Cognitive behavioral treatment is renowned as one of the best psychotherapeutic interventions for drug and substance abuse. This kind of therapy has proved to be eminently effective as they are compatible with a range of pharmacotherapies. Moreover, cognitive behavioral therapy not only fosters but enhances the efficacy of pharmacotherapy. Cognitive behavioral treatment theorizes behavior as being directly influenced by cognitive processes. This approach focuses on modifying an addict’s irrational thoughts and negative attitude towards life. Cognitive behavior therapy serves as a fundamental tool used to prevent the progression of a lapse to a full-blown alcohol addiction (McCrady 235). This therapy employs different approaches such as; promotion of non-drug activities and relaxation trainings. Cognitive behavioral treatment is thereby recognized as an effective form of psychosocial treatment for alcohol and substance abuse.

Motivational interviewing involves vigorous counseling in an attempt to initiate behavior change that would ultimately befit the addict. This is a client-centered approach that has proved to be effective in reducing drug and alcohol abuse by the clients. According to research, motivational interviewing assists drug addicts to explore and resolve their ambivalence on alcohol and substance abuse (Wagner 168). Additionally, this approach enables the addicts to adapt to positive psychological and behavioral changes (Satre et al. 571). According to several research studies, at least 32 motivational interview trials have effectively enabled addicts to adhere to the prescribed treatment measures. However, motivational interviewing works best in conjunction to other psychosocial interventions (Wagner 166).

It is evidently clear that most alcoholics have an underlying psychiatric problem that drives them into having uncontrolled and unlimited alcohol consumption. Thus, it is essentially vital for the medical practitioners to introduce psychological interventions alongside other medical treatments. Research has showed that alcohol abuse is largely associated with psychological problems such as low self-esteem and limited interpersonal skills. Psychological interventions may thereby bear fruits if the alcoholic victim changes his knowledge and attitude whist also attempting to overcome his/her personal and interpersonal deficits.

References

Argyriou, Evangelia, et al. “Age and impulsive behavior in drug addiction: A review of past research and future directions.” Pharmacology Biochemistry and Behavior (2017).

McCrady, Barbara S. “Alcohol Use Disorders: Treatment and Mechanisms of Change.” Treatments for Psychological Problems and Syndromes (2017): 235.

Rane, Anil, et al. “Psychosocial interventions for addiction-affected families in Low and Middle Income Countries: A systematic review.” Addictive Behaviors (2017).

Satre, Derek D., et al. “A randomized clinical trial of Motivational Interviewing to reduce alcohol and drug use among patients with depression.” Journal of consulting and clinical psychology 84.7 (2016): 571.
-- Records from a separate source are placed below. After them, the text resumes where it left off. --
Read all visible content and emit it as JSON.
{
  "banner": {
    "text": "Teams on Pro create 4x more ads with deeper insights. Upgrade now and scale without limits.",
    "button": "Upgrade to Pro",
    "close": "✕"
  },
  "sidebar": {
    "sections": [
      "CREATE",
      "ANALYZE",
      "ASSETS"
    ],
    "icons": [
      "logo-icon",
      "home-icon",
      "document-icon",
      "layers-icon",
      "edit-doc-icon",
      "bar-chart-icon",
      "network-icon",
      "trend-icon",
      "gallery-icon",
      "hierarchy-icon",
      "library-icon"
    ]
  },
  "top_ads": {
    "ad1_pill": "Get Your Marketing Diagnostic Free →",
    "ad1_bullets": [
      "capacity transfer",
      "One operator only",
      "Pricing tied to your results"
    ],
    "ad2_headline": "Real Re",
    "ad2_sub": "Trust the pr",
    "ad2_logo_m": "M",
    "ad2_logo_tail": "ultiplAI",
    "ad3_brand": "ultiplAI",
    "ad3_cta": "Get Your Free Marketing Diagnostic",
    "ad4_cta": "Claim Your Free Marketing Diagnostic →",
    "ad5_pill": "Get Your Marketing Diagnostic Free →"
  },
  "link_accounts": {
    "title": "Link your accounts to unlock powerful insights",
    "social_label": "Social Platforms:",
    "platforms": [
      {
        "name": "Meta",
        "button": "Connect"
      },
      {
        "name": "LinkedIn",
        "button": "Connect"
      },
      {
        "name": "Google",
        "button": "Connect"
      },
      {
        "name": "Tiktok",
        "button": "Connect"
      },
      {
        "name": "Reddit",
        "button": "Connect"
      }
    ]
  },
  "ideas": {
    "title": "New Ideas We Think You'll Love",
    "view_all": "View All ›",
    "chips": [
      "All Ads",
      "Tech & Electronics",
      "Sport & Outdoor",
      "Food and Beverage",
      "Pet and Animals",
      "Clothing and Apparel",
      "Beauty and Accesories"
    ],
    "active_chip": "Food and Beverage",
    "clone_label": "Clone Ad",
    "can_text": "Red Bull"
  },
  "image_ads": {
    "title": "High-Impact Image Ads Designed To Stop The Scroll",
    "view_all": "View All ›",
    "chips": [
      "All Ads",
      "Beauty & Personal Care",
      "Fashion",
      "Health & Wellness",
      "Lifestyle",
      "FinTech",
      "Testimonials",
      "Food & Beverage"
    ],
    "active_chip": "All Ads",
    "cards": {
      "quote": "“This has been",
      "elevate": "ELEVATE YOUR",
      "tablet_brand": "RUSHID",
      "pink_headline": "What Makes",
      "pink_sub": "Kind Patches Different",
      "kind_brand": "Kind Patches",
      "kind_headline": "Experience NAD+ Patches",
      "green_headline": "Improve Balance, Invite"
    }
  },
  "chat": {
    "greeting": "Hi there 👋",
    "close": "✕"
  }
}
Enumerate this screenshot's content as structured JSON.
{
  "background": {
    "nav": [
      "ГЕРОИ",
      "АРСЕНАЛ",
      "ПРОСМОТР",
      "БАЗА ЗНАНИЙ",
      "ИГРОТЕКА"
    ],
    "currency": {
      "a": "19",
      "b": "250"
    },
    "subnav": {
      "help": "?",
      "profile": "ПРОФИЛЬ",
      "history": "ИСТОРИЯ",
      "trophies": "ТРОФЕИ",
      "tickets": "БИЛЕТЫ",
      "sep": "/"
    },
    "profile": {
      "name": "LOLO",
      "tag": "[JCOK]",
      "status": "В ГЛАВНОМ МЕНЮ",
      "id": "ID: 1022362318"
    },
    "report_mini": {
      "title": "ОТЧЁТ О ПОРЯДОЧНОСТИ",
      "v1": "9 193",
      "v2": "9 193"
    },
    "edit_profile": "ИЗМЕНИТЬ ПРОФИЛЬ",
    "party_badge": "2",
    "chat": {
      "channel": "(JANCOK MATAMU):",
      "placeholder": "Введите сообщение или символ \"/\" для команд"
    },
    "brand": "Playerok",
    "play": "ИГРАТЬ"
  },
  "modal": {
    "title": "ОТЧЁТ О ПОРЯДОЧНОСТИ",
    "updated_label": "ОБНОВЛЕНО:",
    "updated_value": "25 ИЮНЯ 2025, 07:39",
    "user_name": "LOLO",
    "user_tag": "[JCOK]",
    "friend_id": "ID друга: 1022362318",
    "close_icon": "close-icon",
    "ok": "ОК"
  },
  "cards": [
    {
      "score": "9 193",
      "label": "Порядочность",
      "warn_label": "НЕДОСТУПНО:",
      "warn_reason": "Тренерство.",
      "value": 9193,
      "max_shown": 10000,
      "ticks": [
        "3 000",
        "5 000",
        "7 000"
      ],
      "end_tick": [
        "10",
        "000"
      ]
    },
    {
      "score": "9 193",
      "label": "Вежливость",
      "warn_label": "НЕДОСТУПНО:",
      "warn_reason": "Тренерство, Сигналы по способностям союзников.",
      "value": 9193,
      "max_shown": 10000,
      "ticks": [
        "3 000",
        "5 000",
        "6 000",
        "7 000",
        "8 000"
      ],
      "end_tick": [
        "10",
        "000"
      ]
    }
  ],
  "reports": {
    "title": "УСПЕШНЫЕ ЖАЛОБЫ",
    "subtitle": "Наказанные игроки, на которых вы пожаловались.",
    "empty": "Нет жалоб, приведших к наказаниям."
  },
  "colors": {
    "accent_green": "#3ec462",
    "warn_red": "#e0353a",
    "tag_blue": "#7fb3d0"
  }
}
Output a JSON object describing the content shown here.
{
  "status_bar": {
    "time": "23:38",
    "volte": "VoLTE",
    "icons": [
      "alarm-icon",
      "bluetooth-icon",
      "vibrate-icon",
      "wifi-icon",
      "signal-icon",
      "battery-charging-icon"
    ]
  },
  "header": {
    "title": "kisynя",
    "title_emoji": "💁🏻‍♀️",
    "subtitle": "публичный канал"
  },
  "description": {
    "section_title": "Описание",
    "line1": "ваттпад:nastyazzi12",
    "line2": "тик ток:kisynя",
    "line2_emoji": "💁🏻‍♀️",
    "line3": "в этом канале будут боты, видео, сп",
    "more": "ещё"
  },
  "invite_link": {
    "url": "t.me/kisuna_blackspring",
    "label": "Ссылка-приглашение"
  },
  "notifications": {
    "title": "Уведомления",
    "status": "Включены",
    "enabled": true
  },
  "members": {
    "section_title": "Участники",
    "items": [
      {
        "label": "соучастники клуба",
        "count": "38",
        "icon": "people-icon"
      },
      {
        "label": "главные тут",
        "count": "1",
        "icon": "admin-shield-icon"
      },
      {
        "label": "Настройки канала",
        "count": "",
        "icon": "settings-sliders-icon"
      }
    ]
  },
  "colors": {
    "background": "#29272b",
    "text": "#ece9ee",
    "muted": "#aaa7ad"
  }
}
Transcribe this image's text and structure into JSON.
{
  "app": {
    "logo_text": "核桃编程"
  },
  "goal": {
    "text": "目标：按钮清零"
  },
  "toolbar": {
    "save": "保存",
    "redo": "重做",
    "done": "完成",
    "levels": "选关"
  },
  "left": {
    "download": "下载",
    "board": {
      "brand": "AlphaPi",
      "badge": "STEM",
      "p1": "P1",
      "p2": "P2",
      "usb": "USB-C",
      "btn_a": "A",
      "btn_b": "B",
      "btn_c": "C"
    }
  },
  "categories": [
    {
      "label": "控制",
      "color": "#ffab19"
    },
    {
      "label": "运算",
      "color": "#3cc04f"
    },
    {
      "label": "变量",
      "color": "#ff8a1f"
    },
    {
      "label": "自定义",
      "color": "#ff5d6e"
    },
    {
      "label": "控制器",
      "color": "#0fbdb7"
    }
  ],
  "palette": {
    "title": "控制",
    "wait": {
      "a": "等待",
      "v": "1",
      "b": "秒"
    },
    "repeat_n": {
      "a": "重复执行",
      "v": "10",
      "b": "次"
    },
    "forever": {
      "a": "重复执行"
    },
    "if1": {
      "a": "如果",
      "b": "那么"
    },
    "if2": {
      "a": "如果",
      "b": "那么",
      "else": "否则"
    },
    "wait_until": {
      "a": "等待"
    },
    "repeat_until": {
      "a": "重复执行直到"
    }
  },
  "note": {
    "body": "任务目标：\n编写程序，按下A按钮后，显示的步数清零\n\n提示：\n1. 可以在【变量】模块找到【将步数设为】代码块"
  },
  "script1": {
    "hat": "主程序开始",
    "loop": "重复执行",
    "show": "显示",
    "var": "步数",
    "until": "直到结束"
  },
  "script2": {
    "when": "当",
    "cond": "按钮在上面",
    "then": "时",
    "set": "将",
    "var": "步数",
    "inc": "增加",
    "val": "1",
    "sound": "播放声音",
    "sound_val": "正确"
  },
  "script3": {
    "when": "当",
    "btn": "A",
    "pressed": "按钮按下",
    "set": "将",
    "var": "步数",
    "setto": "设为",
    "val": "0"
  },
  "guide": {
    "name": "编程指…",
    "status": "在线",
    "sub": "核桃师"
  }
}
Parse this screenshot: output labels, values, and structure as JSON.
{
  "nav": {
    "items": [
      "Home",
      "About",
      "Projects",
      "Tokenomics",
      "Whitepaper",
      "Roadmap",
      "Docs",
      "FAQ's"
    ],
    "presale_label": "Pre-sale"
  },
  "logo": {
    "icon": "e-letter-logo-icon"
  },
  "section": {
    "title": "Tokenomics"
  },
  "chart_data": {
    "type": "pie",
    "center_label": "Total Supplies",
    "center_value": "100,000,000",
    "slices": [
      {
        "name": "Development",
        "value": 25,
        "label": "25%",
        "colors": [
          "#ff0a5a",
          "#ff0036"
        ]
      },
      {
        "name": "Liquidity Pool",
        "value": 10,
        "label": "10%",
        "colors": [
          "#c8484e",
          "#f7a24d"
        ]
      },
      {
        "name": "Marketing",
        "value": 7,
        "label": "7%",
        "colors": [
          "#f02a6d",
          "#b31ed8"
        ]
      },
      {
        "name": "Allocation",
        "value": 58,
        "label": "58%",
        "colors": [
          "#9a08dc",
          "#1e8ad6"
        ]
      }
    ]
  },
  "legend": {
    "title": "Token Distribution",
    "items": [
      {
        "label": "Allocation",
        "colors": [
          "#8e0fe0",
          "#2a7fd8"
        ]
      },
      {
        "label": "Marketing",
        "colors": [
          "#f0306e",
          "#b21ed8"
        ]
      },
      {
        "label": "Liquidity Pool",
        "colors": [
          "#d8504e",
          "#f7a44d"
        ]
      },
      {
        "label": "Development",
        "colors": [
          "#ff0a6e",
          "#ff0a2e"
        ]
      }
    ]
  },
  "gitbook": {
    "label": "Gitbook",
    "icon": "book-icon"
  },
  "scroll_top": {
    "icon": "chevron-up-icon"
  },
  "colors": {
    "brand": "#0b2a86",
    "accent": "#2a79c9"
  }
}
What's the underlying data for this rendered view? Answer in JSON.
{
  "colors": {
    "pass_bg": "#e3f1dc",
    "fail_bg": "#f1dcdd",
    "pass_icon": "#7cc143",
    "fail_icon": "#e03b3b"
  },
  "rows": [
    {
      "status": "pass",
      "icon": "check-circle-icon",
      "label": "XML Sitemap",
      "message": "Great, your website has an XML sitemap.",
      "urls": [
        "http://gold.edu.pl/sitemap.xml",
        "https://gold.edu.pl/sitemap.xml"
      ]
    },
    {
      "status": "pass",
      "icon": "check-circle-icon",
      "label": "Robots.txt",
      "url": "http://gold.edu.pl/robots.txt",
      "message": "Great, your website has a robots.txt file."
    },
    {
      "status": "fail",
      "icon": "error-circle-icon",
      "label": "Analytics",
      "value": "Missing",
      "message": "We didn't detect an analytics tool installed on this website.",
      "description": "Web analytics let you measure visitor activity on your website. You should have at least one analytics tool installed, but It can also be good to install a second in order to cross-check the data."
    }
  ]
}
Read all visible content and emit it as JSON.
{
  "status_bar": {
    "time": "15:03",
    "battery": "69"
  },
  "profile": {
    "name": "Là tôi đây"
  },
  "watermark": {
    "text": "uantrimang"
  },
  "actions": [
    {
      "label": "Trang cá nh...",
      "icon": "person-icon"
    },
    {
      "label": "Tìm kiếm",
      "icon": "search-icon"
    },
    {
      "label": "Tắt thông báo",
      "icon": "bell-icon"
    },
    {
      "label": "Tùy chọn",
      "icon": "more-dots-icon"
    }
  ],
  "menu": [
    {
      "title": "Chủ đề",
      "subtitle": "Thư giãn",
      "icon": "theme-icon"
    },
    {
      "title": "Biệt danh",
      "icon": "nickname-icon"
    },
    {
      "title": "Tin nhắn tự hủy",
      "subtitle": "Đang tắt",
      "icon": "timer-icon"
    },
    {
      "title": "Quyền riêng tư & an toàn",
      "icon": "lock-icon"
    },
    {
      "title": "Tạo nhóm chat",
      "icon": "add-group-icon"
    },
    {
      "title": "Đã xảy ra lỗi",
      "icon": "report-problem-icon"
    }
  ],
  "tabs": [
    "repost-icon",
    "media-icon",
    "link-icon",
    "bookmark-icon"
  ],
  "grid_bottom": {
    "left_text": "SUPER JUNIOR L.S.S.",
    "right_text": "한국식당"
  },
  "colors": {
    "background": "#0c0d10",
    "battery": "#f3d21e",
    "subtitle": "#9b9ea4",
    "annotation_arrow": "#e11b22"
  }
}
Sturm, Roland. “The effects of obesity, smoking, and drinking on medical problems and costs.”Health affairs (2017).

Wagner, Andrew J., et al. “Increasing follow-up outcomes of at-risk alcohol patients using motivational interviewing.” Journal of Trauma Nursing 23.3 (2016): 165-168.